### Action item
Every line below that contains the word "JSON" must be copied.

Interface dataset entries
▼▼▼

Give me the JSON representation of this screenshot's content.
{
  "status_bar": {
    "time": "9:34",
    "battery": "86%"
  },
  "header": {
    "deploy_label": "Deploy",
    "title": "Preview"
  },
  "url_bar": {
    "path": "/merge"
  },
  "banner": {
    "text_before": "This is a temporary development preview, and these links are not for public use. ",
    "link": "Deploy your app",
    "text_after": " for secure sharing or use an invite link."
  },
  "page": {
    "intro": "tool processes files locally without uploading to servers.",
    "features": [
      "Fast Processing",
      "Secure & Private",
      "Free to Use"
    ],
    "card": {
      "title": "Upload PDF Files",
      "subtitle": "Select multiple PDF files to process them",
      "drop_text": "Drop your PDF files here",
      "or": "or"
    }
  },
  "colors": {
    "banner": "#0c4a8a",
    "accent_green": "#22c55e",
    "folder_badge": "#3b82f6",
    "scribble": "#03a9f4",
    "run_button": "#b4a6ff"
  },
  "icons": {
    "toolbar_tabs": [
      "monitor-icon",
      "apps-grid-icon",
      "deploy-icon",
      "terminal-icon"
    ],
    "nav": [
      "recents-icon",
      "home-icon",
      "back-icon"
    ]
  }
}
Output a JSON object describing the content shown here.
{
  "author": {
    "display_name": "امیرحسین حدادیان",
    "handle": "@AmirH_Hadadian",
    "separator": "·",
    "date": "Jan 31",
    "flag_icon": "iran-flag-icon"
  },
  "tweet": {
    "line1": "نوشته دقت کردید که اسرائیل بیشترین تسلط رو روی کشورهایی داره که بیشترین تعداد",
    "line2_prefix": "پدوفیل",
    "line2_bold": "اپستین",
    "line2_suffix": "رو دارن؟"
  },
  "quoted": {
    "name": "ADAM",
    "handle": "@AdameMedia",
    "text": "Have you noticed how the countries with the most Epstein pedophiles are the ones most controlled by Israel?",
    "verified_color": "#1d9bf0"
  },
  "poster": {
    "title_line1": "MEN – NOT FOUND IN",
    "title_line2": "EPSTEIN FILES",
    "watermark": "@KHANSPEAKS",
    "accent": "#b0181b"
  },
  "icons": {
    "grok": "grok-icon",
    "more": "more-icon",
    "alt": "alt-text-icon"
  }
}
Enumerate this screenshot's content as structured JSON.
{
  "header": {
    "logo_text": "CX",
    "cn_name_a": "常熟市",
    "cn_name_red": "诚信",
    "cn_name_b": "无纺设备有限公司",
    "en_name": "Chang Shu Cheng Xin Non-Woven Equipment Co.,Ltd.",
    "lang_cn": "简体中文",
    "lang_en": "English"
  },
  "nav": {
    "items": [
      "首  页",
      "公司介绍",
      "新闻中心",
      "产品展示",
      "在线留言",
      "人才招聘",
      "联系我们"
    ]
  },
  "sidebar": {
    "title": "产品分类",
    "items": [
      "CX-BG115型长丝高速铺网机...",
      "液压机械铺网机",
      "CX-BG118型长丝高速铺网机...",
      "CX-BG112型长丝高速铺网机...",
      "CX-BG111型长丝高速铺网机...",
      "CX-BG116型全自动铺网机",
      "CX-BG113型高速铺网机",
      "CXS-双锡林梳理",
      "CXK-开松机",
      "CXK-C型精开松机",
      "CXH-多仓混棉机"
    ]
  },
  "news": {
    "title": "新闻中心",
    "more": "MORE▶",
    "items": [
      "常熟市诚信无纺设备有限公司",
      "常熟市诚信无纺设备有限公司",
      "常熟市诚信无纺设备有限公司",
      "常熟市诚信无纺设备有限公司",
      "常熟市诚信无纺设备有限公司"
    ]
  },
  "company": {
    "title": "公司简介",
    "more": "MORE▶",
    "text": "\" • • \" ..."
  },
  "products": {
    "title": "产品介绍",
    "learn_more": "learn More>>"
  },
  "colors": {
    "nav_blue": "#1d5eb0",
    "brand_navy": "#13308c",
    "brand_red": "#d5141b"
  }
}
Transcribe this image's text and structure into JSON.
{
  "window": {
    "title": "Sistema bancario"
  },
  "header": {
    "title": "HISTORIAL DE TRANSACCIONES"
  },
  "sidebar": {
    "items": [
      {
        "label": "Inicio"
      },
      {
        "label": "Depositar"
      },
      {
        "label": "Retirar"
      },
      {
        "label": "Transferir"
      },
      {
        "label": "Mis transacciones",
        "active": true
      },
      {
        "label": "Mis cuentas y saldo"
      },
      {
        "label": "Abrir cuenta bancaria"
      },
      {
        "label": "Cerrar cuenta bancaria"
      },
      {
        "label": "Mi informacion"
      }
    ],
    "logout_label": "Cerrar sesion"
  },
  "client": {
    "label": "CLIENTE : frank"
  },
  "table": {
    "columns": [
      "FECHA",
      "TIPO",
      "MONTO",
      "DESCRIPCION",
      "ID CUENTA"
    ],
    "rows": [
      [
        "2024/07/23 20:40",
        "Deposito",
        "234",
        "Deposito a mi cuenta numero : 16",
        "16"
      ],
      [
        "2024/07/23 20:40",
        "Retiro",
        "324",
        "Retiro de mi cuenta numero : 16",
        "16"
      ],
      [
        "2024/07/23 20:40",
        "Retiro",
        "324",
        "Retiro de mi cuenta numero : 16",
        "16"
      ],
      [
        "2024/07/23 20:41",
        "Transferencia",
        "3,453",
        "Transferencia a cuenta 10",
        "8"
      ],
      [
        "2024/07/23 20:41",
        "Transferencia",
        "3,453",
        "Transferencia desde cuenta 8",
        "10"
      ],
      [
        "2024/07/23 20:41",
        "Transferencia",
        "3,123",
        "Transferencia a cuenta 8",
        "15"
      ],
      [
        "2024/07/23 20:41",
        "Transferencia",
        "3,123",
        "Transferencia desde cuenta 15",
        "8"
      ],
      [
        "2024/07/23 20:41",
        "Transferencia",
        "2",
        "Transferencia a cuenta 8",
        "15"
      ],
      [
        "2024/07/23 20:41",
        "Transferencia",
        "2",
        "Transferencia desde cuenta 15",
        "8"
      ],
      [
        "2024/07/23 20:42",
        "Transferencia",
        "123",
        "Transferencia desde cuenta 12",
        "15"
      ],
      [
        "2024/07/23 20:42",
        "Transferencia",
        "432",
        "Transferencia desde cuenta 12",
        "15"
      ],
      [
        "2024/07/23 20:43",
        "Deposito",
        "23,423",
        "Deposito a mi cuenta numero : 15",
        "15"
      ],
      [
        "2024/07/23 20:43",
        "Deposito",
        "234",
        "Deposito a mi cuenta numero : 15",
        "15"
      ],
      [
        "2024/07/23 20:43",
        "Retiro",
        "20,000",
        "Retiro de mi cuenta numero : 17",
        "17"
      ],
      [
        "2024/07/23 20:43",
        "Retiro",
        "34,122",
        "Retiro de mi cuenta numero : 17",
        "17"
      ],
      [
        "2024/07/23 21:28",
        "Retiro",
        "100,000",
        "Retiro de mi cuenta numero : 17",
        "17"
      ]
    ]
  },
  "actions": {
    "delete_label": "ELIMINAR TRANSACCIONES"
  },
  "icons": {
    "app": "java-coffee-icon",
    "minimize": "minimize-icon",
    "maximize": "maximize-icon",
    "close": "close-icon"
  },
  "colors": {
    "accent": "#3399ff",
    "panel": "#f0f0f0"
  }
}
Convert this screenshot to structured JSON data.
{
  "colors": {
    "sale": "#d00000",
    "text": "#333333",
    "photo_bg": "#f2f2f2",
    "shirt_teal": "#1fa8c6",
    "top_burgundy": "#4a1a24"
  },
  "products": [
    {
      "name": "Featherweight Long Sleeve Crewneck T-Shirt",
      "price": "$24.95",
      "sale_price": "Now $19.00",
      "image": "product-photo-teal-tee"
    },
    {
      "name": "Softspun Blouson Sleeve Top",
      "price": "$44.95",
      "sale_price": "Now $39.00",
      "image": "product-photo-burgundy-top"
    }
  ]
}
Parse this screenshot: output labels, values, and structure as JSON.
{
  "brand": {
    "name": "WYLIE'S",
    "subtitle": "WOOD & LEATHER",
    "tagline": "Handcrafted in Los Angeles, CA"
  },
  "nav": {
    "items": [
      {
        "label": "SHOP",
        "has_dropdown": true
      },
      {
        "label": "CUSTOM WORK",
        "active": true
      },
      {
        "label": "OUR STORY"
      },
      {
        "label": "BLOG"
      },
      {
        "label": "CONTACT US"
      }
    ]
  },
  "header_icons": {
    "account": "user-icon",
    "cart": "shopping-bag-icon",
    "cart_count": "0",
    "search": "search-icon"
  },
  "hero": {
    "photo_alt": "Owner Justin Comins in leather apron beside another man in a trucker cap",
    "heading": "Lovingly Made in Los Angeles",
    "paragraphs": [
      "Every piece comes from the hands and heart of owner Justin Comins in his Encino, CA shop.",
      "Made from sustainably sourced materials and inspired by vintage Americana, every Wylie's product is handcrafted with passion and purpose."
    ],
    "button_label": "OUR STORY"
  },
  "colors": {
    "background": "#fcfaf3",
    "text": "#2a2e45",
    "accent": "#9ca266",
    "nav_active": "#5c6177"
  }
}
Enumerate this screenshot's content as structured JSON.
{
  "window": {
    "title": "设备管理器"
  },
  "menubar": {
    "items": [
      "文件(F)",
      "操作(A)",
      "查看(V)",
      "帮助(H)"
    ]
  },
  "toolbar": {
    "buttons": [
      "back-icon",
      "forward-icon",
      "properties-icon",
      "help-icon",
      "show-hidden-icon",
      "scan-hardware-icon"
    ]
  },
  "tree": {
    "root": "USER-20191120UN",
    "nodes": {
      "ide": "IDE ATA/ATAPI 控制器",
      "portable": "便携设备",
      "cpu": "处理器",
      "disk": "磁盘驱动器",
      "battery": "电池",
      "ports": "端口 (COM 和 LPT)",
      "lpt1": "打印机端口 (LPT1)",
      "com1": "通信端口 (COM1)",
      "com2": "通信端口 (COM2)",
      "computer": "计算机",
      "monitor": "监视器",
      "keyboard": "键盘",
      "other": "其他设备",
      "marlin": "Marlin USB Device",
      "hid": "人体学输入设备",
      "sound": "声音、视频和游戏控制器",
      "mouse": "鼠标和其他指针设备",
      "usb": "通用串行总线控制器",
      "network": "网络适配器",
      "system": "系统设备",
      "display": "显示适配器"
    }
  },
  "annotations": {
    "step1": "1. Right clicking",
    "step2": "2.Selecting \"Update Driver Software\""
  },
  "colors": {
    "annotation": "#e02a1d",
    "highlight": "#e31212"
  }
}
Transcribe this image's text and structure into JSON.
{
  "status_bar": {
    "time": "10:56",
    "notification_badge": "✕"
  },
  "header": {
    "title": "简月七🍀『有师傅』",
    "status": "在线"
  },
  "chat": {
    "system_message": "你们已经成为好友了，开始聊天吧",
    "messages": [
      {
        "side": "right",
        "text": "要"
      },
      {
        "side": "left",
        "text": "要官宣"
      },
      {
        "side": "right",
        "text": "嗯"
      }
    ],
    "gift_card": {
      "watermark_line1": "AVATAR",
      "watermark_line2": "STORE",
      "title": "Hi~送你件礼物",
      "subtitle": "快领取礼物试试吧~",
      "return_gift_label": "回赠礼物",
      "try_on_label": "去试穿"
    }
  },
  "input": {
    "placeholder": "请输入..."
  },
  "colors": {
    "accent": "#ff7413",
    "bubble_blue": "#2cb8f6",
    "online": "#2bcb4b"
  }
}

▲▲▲

### Written solution
Give me the JSON representation of this screenshot's content.
Output a JSON object describing the content shown here.
Enumerate this screenshot's content as structured JSON.
Transcribe this image's text and structure into JSON.
Convert this screenshot to structured JSON data.
Parse this screenshot: output labels, values, and structure as JSON.
Enumerate this screenshot's content as structured JSON.
Transcribe this image's text and structure into JSON.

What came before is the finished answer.